A pro golfer doesn’t halt his stroke as soon as he launches the ball into the air.
A major leaguer doesn’t stop his swing as soon as the bat hits the ball. He follows through and finishes his swing.
Without following through, each of their actions would be useless.
Setting goals is worthless without the follow-through. That’s what transforms those objectives into reality.
When it comes to your goals — personal or business-related — these three major components of the goal-achieving process will help you hit a home run.
1. Goal Tracking
No large goal is accomplished in one step. There are many small goals you must achieve to reach the big ones. This makes it important to organize and then track your ambitions. Think about what you can accomplish this month that will put you on the track toward a yearly goal. Break that monthly goal down into weekly goals and weekly goals into daily goals. This layout creates a clear roadmap for success.
Once you have your map, figure out a way to keep track of your progress. Being able to see how far you’ve come is extremely motivating. I love the app Lift, which allows you to set goals and check in daily to see their progress visually. There’s also a social element that allows others to encourage you as you make progress — or hold you accountable.
If you’re serious about your goals, accountability is key. Once a month, I get together with three friends; we sit around the table, pour ourselves a nice drink, and report on the successes and failures of the last month. They help me evaluate my status and adjust my goals if they were too lofty or too lax. The excitement of sharing my progress with them makes me want to push myself even more.
Find at least one other person you trust, and set up a monthly meeting with him or her. It’s extraordinarily helpful to have regular opportunities to discuss realistic expectations, and the consistent support is priceless.
If you can’t find someone who can meet with you, it’s still helpful to do some mass sharing. When you publicly declare that you’re going to do something, you’re more likely to follow through. Create a blog that documents your progress or simply let family, employees, or work friends know what you hope to accomplish. Spreading the word makes you feel more responsible for your progress.
One of the most efficient ways to understand concepts is through visuals.
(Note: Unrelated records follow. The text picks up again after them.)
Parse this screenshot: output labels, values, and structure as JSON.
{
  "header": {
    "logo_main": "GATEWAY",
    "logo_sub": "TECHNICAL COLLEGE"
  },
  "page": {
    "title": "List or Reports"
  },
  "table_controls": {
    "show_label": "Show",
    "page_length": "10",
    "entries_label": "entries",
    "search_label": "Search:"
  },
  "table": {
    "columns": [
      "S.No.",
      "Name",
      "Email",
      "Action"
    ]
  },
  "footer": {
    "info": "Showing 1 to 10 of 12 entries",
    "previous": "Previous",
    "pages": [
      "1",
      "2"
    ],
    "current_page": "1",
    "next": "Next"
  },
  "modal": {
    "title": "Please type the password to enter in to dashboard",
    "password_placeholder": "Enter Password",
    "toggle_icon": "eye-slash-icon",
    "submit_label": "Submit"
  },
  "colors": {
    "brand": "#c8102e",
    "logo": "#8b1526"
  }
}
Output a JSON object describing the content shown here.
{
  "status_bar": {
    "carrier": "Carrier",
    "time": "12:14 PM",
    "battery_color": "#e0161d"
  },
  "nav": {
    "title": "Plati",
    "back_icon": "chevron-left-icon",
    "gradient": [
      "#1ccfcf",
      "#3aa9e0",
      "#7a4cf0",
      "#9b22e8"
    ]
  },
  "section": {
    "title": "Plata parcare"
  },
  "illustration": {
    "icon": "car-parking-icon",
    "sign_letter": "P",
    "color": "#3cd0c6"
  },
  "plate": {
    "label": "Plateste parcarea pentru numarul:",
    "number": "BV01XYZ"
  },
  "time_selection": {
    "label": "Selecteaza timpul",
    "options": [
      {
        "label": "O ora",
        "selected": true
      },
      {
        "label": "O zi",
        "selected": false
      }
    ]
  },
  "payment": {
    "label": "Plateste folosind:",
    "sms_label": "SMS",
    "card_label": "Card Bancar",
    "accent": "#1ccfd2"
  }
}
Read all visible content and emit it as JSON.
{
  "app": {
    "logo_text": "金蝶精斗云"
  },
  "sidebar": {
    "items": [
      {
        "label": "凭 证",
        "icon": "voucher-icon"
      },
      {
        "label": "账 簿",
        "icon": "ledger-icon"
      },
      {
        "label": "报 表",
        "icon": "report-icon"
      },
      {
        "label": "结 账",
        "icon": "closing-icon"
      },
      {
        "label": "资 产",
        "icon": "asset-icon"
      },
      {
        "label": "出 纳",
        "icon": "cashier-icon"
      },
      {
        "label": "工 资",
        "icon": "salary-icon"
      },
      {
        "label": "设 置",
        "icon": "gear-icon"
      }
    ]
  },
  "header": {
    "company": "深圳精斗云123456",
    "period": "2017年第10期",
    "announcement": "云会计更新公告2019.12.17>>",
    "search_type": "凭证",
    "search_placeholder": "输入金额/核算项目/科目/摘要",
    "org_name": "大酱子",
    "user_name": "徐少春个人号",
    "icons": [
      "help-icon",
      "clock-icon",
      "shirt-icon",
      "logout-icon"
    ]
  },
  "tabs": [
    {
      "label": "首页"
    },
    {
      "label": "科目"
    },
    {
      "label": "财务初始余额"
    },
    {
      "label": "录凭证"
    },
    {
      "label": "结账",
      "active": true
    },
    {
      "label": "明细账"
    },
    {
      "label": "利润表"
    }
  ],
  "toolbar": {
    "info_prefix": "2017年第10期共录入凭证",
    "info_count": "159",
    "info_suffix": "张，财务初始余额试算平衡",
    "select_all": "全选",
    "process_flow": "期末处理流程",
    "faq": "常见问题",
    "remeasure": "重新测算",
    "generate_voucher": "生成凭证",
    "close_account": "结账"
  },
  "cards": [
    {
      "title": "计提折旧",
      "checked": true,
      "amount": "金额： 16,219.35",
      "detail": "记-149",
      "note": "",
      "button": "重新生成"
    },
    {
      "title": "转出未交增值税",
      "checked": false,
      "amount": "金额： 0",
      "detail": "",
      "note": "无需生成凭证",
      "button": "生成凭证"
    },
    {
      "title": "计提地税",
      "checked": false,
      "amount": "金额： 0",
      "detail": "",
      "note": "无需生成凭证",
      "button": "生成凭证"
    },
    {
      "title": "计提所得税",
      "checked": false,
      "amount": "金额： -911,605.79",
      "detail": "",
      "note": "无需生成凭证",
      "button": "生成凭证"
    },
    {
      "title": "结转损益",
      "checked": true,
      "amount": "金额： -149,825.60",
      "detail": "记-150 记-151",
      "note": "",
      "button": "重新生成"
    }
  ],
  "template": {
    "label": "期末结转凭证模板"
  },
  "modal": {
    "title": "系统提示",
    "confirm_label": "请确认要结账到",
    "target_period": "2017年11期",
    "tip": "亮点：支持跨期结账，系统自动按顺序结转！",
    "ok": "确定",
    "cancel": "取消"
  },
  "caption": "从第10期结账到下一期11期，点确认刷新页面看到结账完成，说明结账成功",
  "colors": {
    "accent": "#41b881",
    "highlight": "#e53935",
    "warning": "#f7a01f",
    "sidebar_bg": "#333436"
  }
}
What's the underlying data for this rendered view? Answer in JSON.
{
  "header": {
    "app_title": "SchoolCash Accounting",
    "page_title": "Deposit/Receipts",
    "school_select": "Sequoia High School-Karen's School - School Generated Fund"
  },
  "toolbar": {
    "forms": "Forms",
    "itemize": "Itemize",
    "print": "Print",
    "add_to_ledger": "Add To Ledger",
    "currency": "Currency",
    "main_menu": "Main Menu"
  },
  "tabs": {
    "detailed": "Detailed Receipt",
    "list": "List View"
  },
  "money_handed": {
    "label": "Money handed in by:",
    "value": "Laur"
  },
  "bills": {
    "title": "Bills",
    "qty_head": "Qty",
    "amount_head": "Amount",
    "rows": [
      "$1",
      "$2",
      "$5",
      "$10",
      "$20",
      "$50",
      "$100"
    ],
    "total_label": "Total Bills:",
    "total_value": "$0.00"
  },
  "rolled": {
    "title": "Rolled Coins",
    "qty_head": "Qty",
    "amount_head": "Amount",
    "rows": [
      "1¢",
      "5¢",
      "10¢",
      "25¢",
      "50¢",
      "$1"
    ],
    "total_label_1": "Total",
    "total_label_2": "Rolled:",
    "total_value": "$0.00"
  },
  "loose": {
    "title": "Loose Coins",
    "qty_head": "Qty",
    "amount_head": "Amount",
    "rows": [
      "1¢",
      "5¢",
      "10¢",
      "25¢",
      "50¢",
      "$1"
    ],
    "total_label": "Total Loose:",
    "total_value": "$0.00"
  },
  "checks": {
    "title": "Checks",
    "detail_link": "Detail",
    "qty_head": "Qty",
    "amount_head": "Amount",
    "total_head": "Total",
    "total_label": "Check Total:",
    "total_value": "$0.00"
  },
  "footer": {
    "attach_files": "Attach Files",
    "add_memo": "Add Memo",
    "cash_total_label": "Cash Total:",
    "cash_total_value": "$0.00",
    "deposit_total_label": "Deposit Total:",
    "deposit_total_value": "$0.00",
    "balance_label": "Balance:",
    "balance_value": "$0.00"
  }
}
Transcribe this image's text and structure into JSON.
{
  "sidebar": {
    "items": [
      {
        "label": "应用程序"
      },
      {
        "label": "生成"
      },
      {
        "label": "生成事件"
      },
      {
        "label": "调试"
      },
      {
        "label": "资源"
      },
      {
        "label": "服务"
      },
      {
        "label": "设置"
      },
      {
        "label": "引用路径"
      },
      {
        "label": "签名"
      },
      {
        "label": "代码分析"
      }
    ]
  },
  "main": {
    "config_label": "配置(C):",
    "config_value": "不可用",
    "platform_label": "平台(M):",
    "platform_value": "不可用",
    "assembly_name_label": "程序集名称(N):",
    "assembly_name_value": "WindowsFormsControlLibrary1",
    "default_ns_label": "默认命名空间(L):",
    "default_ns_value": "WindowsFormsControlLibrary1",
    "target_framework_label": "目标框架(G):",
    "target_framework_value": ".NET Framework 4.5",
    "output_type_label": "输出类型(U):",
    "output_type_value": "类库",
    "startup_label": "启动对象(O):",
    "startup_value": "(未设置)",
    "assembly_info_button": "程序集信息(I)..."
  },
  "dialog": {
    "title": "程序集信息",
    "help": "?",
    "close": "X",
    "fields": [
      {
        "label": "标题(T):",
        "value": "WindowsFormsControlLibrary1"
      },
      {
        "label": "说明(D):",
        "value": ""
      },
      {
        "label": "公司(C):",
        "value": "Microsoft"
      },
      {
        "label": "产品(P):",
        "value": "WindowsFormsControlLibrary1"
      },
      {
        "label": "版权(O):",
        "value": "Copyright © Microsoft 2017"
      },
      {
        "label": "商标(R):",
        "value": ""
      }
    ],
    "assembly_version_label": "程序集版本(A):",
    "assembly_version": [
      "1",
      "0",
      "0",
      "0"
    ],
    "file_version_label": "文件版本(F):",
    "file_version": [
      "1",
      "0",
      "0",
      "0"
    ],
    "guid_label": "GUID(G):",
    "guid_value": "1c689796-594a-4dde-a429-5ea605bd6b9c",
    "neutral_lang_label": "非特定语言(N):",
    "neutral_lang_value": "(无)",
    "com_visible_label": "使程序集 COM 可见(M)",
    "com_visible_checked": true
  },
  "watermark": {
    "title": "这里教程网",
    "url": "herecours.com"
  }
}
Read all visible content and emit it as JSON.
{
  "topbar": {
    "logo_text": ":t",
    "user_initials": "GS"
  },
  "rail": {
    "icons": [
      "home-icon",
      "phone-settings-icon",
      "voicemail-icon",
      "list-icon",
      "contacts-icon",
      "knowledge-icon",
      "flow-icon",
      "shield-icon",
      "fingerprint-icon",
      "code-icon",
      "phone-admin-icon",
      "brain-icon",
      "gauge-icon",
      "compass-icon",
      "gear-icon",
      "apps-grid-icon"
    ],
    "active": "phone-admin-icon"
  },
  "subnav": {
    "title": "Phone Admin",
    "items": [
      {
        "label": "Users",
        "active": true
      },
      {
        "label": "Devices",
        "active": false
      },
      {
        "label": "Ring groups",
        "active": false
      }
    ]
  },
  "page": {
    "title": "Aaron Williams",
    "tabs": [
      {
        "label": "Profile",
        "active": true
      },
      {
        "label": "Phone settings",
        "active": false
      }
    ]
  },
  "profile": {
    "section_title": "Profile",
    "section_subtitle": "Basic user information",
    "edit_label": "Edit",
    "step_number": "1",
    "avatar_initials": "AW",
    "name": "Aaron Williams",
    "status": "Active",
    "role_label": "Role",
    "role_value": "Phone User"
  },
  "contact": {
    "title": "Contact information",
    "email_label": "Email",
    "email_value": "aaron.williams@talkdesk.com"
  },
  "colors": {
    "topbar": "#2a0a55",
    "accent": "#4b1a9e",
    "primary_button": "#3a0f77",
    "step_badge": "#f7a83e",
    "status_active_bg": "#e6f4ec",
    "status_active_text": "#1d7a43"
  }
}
Our brains process images differently than things such as lists and bullet points. When dealing with a process of goal-achieving, images can help us remember our status and where we need to improve. Images offer a quick, clear display of how we’re doing.
Visuals also provide one more quality — they’re fun! Some goals take a while to accomplish, so you might as well enjoy the process. Having a visual display can keep you more positive, which helps your motivation. Plus, you can show your friends how far along you are, and you can get other people on board more easily. This is especially good if your goals involve a team, such as your employees or family.
A great example of this can be found in the big thermometers nonprofits color with red marker as they get closer to their fundraising goals. They clearly represent an organization’s progress. If your goal isn’t a dollar amount, you could glue pictures that represent steps toward your goal on a piece of poster board. Whatever you do, make it meaningful and fun.
I love setting goals; they’re what move me forward in my life and work. But whether or not you share my New Year’s Eve habit of jotting down the lofty goals in store for the coming year, the fact remains that goals are useless without a solid follow-through strategy. So swing for the fences, but don’t stop until you hit it out of the park.
|Written on 7/15/2013 by John T. Meyer. John T. Meyer is the co-founder and CEO of Lemon.ly, a visual marketing firm that specializes in infographics, data visualization, and UI/UX design. Always sweet, never sour, its mission is to make the world an easier place to understand. John also publishes Point Letter, a daily email newsletter about focus. Connect with John on Twitter.|
Photo Credit: Keith Davenport.